While we’ve been actively working on our inclusion practices for some time now, it simply hadn’t occurred to us to ensure that our internal strategy documents, including our BrandEquation, could be made even stronger.
As we looked at our values through a new lens, we saw some language that inadvertently set an exclusive, rather than inclusive, message.
We’re sharing the changes below as inspiration for your own work. Are your values, and other brand signals, written to signal inclusion and dignity for all? If not, this is a great time to re-think how you express them.
We tend to be a sunny bunch at Mission Minded. When you get to do what you love for work while making the world a better place that’s just what happens. So our value “stay positive” was intended to convey the optimism and positivity with which we approach our clients’ opportunities. And it served as a reminder that even when challenges arise, we should keep a professionally positive attitude in tone and solutions. That felt right to us.
But we learned over time that some members of our team felt that “stay positive” meant they couldn’t honestly and openly address challenges.

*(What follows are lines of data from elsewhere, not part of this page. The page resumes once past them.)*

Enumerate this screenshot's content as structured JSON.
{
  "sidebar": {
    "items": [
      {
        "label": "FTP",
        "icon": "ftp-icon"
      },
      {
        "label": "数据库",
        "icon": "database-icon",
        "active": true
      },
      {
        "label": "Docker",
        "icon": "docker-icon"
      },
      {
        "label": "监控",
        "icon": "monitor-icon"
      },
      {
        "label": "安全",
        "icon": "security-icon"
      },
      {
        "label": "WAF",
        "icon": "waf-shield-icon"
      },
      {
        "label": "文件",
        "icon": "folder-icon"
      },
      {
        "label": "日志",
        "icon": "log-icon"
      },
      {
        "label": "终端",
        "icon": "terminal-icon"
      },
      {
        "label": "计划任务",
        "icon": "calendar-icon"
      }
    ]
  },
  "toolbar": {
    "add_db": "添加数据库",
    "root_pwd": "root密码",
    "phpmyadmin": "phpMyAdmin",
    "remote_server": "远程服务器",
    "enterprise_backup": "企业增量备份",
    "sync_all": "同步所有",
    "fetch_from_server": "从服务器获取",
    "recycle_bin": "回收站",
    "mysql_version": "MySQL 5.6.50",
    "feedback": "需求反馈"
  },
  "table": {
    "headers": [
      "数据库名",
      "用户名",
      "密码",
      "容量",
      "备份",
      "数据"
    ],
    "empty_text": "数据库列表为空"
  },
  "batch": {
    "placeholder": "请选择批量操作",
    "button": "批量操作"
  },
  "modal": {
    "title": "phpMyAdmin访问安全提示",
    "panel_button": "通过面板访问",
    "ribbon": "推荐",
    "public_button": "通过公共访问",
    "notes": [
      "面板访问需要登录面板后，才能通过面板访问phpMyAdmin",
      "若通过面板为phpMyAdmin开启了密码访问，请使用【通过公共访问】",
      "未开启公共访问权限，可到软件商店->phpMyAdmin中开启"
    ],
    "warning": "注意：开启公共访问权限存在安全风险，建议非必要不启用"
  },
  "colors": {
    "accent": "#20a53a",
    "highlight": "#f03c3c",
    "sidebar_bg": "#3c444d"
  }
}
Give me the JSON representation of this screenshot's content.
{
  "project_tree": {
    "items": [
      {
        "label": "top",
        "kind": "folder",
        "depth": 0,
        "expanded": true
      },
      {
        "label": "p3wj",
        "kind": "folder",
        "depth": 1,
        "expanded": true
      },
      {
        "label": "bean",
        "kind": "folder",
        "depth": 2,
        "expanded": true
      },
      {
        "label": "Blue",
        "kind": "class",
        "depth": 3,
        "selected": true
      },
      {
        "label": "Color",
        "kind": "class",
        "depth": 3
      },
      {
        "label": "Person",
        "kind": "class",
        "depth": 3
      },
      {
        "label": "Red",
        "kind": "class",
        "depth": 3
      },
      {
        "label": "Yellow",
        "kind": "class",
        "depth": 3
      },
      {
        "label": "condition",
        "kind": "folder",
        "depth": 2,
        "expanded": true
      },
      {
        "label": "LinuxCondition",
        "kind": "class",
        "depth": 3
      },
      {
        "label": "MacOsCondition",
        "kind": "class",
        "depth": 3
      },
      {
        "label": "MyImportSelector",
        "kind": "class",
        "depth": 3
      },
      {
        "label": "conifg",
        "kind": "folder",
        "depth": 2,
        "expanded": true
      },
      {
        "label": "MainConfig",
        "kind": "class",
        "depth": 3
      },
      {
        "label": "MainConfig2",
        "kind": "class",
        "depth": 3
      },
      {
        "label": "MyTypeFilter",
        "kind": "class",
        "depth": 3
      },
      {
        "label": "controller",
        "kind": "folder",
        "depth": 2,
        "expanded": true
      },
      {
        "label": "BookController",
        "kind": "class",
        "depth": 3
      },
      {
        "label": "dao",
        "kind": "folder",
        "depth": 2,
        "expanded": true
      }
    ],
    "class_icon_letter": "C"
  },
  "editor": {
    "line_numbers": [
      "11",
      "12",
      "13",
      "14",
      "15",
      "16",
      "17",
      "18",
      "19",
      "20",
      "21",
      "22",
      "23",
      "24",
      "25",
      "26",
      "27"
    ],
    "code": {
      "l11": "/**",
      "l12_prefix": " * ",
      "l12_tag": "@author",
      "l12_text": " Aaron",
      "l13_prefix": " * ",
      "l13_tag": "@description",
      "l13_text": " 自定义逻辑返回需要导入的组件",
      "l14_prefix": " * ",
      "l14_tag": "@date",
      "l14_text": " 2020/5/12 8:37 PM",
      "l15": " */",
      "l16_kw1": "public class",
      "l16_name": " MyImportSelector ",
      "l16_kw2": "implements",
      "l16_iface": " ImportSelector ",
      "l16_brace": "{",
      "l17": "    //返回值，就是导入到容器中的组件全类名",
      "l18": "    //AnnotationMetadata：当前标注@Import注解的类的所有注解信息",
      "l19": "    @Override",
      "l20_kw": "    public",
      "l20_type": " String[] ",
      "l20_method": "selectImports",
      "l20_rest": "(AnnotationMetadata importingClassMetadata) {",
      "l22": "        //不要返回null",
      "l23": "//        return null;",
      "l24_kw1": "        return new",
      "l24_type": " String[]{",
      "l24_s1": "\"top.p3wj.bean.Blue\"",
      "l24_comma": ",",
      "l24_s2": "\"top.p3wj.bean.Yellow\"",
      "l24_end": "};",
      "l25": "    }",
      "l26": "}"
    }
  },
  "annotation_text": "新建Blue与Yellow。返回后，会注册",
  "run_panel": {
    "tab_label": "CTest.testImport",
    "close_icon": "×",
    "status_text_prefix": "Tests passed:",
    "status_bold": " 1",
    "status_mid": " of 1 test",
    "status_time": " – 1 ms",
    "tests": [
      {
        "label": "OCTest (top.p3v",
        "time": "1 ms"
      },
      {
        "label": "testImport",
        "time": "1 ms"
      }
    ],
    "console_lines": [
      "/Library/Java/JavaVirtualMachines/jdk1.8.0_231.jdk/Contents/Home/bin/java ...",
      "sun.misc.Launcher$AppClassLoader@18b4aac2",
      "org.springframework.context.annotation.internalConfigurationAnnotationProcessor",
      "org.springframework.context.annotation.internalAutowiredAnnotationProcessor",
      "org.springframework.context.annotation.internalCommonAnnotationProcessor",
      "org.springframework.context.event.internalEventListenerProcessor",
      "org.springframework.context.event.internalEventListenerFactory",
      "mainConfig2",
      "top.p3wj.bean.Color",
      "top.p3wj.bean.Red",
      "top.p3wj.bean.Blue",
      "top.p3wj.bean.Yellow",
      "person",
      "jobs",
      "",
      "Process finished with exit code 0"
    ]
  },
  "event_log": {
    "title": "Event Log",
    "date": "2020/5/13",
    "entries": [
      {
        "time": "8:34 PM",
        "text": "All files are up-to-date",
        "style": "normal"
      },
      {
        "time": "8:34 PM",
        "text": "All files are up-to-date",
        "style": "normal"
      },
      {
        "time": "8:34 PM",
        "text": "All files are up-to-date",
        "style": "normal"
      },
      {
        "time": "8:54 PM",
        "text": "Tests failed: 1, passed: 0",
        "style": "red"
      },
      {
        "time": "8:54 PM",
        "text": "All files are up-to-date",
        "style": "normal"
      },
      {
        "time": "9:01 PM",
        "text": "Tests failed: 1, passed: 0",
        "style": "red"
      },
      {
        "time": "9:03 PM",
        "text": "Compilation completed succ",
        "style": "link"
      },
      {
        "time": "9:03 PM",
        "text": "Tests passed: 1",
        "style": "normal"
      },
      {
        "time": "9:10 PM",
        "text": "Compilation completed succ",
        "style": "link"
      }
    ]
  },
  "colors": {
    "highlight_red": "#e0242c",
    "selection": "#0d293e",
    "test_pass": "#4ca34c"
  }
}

Or worse, that they could never have a bad day or be in a bad mood. Those are reasons enough to express the stay positive idea in a better way. But we also realized that signaling to team members (existing and prospective) that being positive all the time was required, it might make folks who are quieter or more contemplative feel unwelcome. While we prize an atmosphere of positivity, we found a better way to signal the true action and mindset we value: Foster Optimism. We see the glass half full, choosing to find optimism, hope, and encouragement even when challenges arise. We assume positive intent with our clients, our team, and each other.
The second big change we made is to add an explicit inclusivity value: Invite Perspectives. We proudly made a statement of solidarity with Black Lives Matter and also realized that if we really want to make clear to our team that we invite a diversity of points of view, and have a culture where disagreement or dissent is okay, in the name of Improving, Always (another of our values), we needed to explicitly name that as a value. Previously, we’d imbedded this idea idea into the narrative on another of our values, but calling it out on its own will help us all keep it top of mind
We seek diverse perspectives because they expand our worldview and enable us to skillfully serve a variety of clients. We appreciate that those varied influences make us more empathetic and stronger as a team. We create inclusive environments and invite dialogue and debate to advance ideas and understanding. Our “Invite Perspectives” value helps us codify this.
You can see that we didn’t change our values. We evolved the way we express them in order to make them more inspiring and accessible to all of us. We wish you success as you do the same.
Is your organization trying to refine how you express your values? Mission Minded can help! Reach out to us so that we can explore the possibilities for you.
Jennie Winton is a Founding Partner of Mission Minded, a 25-year marketing veteran sought for her expertise in branding nonprofit organizations, and a one-on-one leadership coach.
See all posts by Jennie Winton
I love the transparency of sharing a MM internal strategic discussion and turning it into a real world lesson. Thanks for inviting us inside the room.